||Dovetail generates a Java class for each query with typed and named accessor methods, so that changes to queries or the database schema cause compile-time errors rather than run-time exceptions.
|Consistent detection and reporting of database errors caused by constraint violations (e.g. primary key, unique index, NOT NULL) is difficult
||Dovetail includes centralized handling of SQLExceptions which can convert them to specialized exception types such as DuplicateKeyException and MissingValueException. It also includes a standard form error reporting and rendering mechanism which makes it easy to report such errors back to the user in a human-readable way
|HTML forms which are meant to create or update database records may be mismatched with the database, or may break when the database schema is changed
||Dovetail can check the declarations of form input elements against database columns. It also warns (through the error log) of any form input elements which are declared in the site XML document but not rendered in the page or servlet. And for each form it generates a Java class with a named accessor method for each input element. Dovetail also includes a standard way to inform the user which inputs are required and which are optional.
|Pages can easily render broken links to other pages.
||The site XML document includes a name for each page, and a format for defining links between pages which uses the page names. Links to non-existant pages are caught at compile-time, and when JSP pages are renamed, the site links are automatically updated with a recompile.
|Form behavior must be tested via cumbersome & costly HTML testing tools
||Dovetail includes an
IRequestContext abstraction which insulates the pages and forms from the details of the HTTP Servlet implementation. This makes it possible to write page, query, and form tests which can be run in a single Java process, without a web server or browser. In addition, Dovetail includes an XML DTD for writing test cases which can then be run and verified by a simple Java program.
|Performance of queries used by pages and servlets is hard to analyze
||Dovetail includes a simple mechanism to execute the queries defined in the site XML document and output timing information which can be used to find bottelnecks.

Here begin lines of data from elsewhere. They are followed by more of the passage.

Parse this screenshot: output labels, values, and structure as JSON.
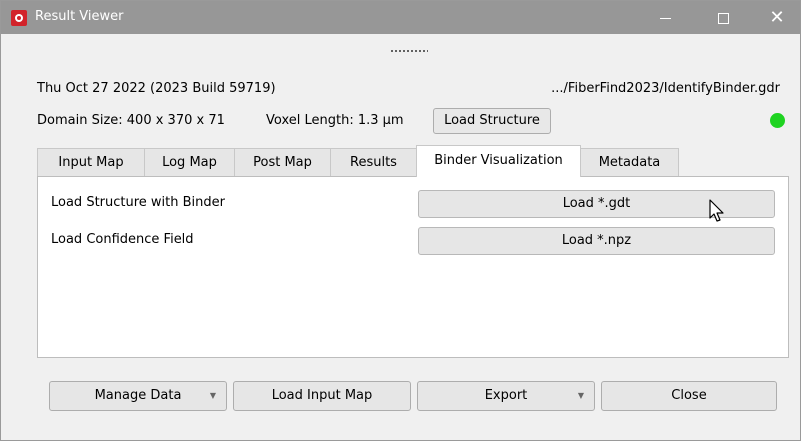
{
  "window": {
    "title": "Result Viewer",
    "controls": {
      "minimize": "—",
      "maximize": "□",
      "close": "✕"
    }
  },
  "info": {
    "date_build": "Thu Oct 27 2022 (2023 Build 59719)",
    "path": ".../FiberFind2023/IdentifyBinder.gdr",
    "domain_size": "Domain Size: 400 x 370 x 71",
    "voxel_length": "Voxel Length: 1.3 µm",
    "load_structure_label": "Load Structure",
    "status_color": "#1fd321"
  },
  "tabs": [
    {
      "label": "Input Map",
      "active": false
    },
    {
      "label": "Log Map",
      "active": false
    },
    {
      "label": "Post Map",
      "active": false
    },
    {
      "label": "Results",
      "active": false
    },
    {
      "label": "Binder Visualization",
      "active": true
    },
    {
      "label": "Metadata",
      "active": false
    }
  ],
  "panel": {
    "rows": [
      {
        "label": "Load Structure with Binder",
        "button": "Load *.gdt"
      },
      {
        "label": "Load Confidence Field",
        "button": "Load *.npz"
      }
    ]
  },
  "bottom": {
    "manage_data": "Manage Data",
    "load_input_map": "Load Input Map",
    "export": "Export",
    "close": "Close",
    "dropdown_arrow": "▼"
  }
}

|Database connections are mis-managed
||Any web application with any hope of resonable scalability will need to use a connection pool. However, using a connection pool introduces new problems because failure to free a connection will eventually cause the site to run out of connections and crash. Dovetail is integrated with DbConnectionBroker, and includes a standard mechanism for getting a database connection for each page request, and a standard mechanism for freeing them.
|Links can be easily broken when pages are removed or renamed, or when query parameters are required for a link to work properly.

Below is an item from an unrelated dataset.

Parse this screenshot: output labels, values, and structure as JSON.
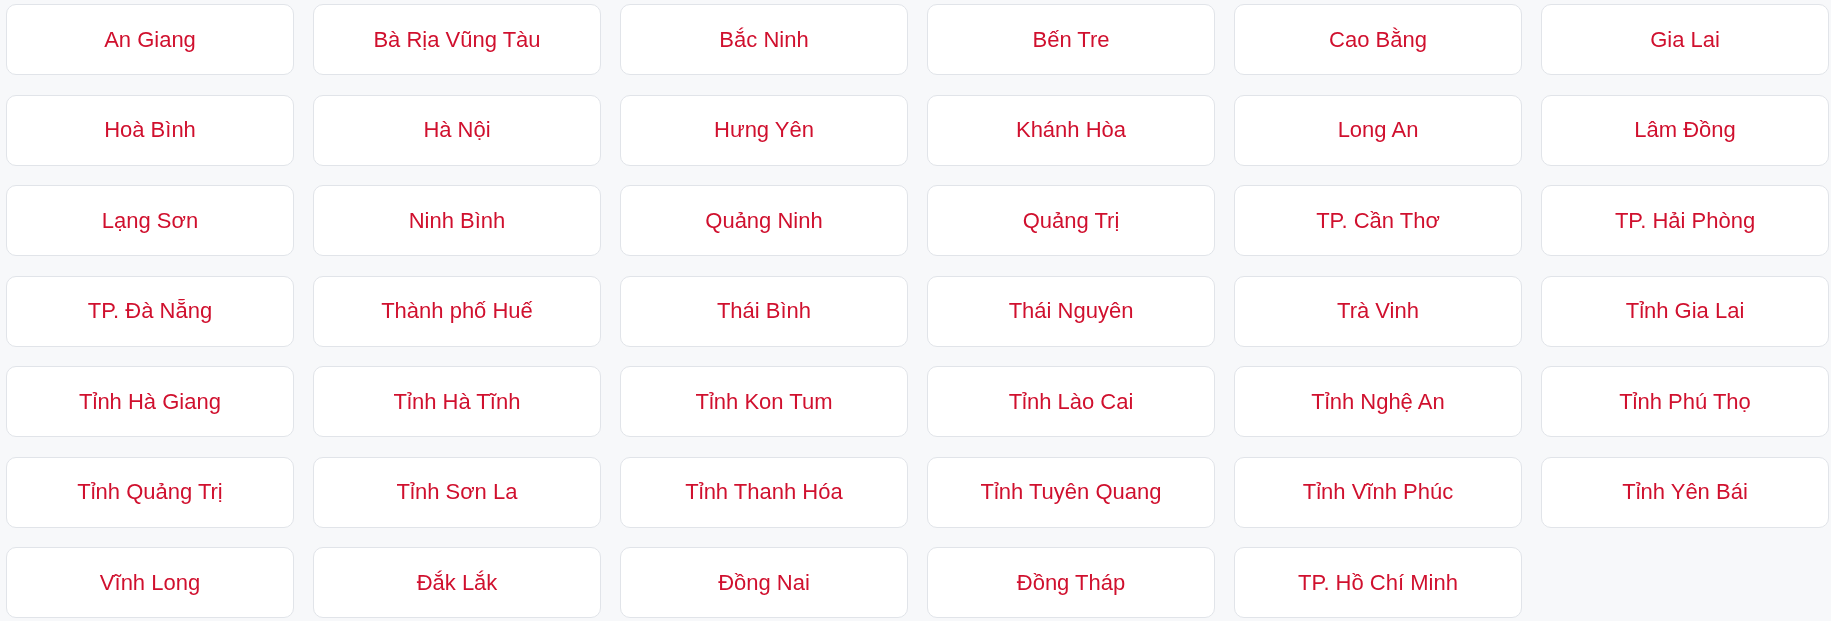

||Since all the pages, parameters, and links are described in the site XML document, Dovetail can check each link at compile-time to ensure that all links are valid, and that all required query parameters have been specified
And here are some planned future enhancements to Dovetail:
Dovetail uses a variety of 3rd party libraries. The versions listed below are the ones that I test; later versions may also work, earlier ones probably won't.
You'll need to have all of these libraries in your classpath (all the JAR and ZIP files in the lib folder) if you want Dovetail to work.
|Website load tests can be difficult, cumbersome, and expensive to set up and run
||Dovetail can leverage its site testing functionality to provide a robust mechanism for load-testing and profiling.
These libraries are distributed under a variety of licenses. You can read the licenses and see which libraries they apply to in this folder.
To run a web site, you will of course also need a web server and servlet runner. The examples included with this distribution have been tested with Jakarta-Tomcat 3.2.1. To run a real web site you'll want to front it with Apache.
And, you'll need a JDBC driver and a SQL database. While I have run Dovetail against Microsoft SQL Server 7 and PostgreSQL, it is currently fully functional and tested only with MySQL 3.23.24 and the MM MySQL JDBC driver 2.0.